How did Arizona get to be the epicenter of astronomy in the United States? Part of it was happenstance. But Arizona’s notoriously clear and dark skies played a role, too.
In part two of Collecting Light: An Exploration of Arizona Astronomy, we examine the state’s history as a hotbed of astronomical research.
A man named Perceivel Lowell got the ball rolling. It helped that he had some money behind him. He scouted around Arizona in the late 1880s, measuring sky conditions and looking for a good place to build an observatory. He found it in Flagstaff and today Lowell Observatory is both an important research facility and popular tourist destination.
Meanwhile, interest was building on southern Arizona as a good place to study the stars.
By the 1920s, the University of Arizona had an astronomy department, which gave an academic and scientific legitimacy to what had been a hobby of the wealthy.
The federal government became interested in astronomy in the 1950s and established a national optical observatory on Kitt Peak, about 60 miles west of Tucson.
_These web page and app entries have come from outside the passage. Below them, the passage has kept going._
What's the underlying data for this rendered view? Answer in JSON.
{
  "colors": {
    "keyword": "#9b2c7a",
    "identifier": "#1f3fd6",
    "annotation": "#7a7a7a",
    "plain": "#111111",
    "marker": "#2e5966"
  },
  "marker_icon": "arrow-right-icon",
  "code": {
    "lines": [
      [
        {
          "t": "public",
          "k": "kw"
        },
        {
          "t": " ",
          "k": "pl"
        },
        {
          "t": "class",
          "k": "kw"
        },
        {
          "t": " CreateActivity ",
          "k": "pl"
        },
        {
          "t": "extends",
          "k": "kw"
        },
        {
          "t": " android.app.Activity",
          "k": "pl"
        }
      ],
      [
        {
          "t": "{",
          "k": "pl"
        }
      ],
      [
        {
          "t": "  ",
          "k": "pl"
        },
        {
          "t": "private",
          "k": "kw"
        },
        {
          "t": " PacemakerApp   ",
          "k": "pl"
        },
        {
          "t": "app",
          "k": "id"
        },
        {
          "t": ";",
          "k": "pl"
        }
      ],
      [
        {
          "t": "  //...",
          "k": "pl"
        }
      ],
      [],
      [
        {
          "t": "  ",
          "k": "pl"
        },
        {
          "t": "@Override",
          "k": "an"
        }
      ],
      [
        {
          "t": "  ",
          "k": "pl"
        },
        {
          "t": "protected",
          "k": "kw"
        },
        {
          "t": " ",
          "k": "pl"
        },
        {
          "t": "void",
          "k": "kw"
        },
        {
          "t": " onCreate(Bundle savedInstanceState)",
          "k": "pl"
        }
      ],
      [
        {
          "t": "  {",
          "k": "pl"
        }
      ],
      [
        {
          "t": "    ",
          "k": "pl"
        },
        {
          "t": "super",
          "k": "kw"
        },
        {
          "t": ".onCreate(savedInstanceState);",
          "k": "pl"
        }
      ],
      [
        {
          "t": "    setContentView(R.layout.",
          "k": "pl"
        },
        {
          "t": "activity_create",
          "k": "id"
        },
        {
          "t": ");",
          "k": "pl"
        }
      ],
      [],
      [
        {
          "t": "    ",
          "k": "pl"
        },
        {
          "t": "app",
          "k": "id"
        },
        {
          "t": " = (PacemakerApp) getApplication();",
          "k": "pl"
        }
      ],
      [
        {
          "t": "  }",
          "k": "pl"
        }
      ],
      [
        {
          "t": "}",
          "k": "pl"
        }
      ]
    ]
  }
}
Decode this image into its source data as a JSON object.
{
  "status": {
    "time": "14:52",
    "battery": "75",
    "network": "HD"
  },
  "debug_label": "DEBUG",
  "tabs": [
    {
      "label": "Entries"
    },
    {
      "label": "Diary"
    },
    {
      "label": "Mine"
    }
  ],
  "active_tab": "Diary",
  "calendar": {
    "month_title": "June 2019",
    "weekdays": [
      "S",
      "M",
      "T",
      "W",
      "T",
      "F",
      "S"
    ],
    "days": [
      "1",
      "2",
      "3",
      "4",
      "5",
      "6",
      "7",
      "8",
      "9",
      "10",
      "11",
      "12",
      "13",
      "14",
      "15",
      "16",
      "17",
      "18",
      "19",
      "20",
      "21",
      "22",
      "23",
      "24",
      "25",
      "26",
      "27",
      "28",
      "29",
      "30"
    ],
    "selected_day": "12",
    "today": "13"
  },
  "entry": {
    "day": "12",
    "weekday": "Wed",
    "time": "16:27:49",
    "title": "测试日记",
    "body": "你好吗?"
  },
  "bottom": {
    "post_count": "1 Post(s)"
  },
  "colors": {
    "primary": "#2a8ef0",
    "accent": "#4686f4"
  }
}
They located their headquarters at Steward Observatory at the UA.
Today, there are dozens of individual observatories in Arizona. Some are research-focused while others have added popular public viewing programs to their mission. Kitt Peak National Observatory is home to the largest concentration of telescopes in the world.
But scientists know they’re only seeing part of the picture. To see the night sky from the southern hemisphere, astronomers in Arizona have developed new, massive observatories in Chile.
Collecting Light: An Exploration of Arizona Astronomy is an audio documentary series looking at the past, present, and future of both professional and amateur stargazing in the state.
See a gallery of photos from the series here. Listen to the other episodes now: